[What the task requires]
Without the pictures, copy all the entries below exactly.

[Provided information]
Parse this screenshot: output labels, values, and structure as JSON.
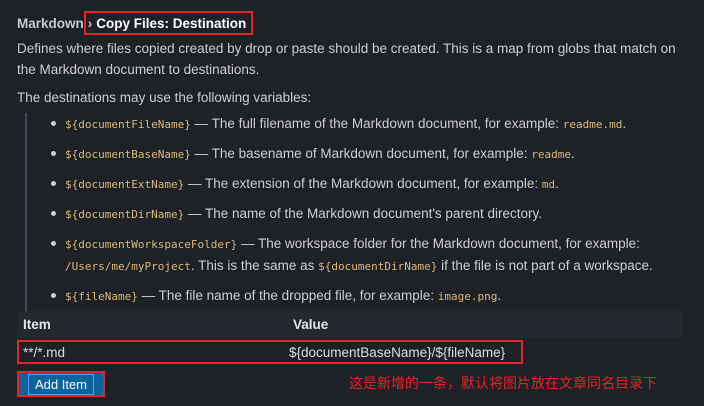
{
  "setting": {
    "category": "Markdown",
    "separator": "›",
    "title": "Copy Files: Destination",
    "description": "Defines where files copied created by drop or paste should be created. This is a map from globs that match on the Markdown document to destinations.",
    "variables_intro": "The destinations may use the following variables:",
    "variables": [
      {
        "code": "${documentFileName}",
        "text": " — The full filename of the Markdown document, for example: ",
        "example": "readme.md",
        "tail": "."
      },
      {
        "code": "${documentBaseName}",
        "text": " — The basename of Markdown document, for example: ",
        "example": "readme",
        "tail": "."
      },
      {
        "code": "${documentExtName}",
        "text": " — The extension of the Markdown document, for example: ",
        "example": "md",
        "tail": "."
      },
      {
        "code": "${documentDirName}",
        "text": " — The name of the Markdown document's parent directory.",
        "example": "",
        "tail": ""
      },
      {
        "code": "${documentWorkspaceFolder}",
        "text": " — The workspace folder for the Markdown document, for example: ",
        "example": "/Users/me/myProject",
        "tail": ". This is the same as ",
        "code2": "${documentDirName}",
        "tail2": " if the file is not part of a workspace."
      },
      {
        "code": "${fileName}",
        "text": " — The file name of the dropped file, for example: ",
        "example": "image.png",
        "tail": "."
      }
    ]
  },
  "table": {
    "col_item": "Item",
    "col_value": "Value",
    "rows": [
      {
        "item": "**/*.md",
        "value": "${documentBaseName}/${fileName}"
      }
    ]
  },
  "add_button_label": "Add Item",
  "annotation": "这是新增的一条，默认将图片放在文章同名目录下",
  "colors": {
    "highlight_border": "#e0242b",
    "button_bg": "#0e639c",
    "code_text": "#d7ba7d",
    "background": "#1e2126"
  }
}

[Your solution]
Parse this screenshot: output labels, values, and structure as JSON.
{
  "setting": {
    "category": "Markdown",
    "separator": "›",
    "title": "Copy Files: Destination",
    "description": "Defines where files copied created by drop or paste should be created. This is a map from globs that match on the Markdown document to destinations.",
    "variables_intro": "The destinations may use the following variables:",
    "variables": [
      {
        "code": "${documentFileName}",
        "text": " — The full filename of the Markdown document, for example: ",
        "example": "readme.md",
        "tail": "."
      },
      {
        "code": "${documentBaseName}",
        "text": " — The basename of Markdown document, for example: ",
        "example": "readme",
        "tail": "."
      },
      {
        "code": "${documentExtName}",
        "text": " — The extension of the Markdown document, for example: ",
        "example": "md",
        "tail": "."
      },
      {
        "code": "${documentDirName}",
        "text": " — The name of the Markdown document's parent directory.",
        "example": "",
        "tail": ""
      },
      {
        "code": "${documentWorkspaceFolder}",
        "text": " — The workspace folder for the Markdown document, for example: ",
        "example": "/Users/me/myProject",
        "tail": ". This is the same as ",
        "code2": "${documentDirName}",
        "tail2": " if the file is not part of a workspace."
      },
      {
        "code": "${fileName}",
        "text": " — The file name of the dropped file, for example: ",
        "example": "image.png",
        "tail": "."
      }
    ]
  },
  "table": {
    "col_item": "Item",
    "col_value": "Value",
    "rows": [
      {
        "item": "**/*.md",
        "value": "${documentBaseName}/${fileName}"
      }
    ]
  },
  "add_button_label": "Add Item",
  "annotation": "这是新增的一条，默认将图片放在文章同名目录下",
  "colors": {
    "highlight_border": "#e0242b",
    "button_bg": "#0e639c",
    "code_text": "#d7ba7d",
    "background": "#1e2126"
  }
}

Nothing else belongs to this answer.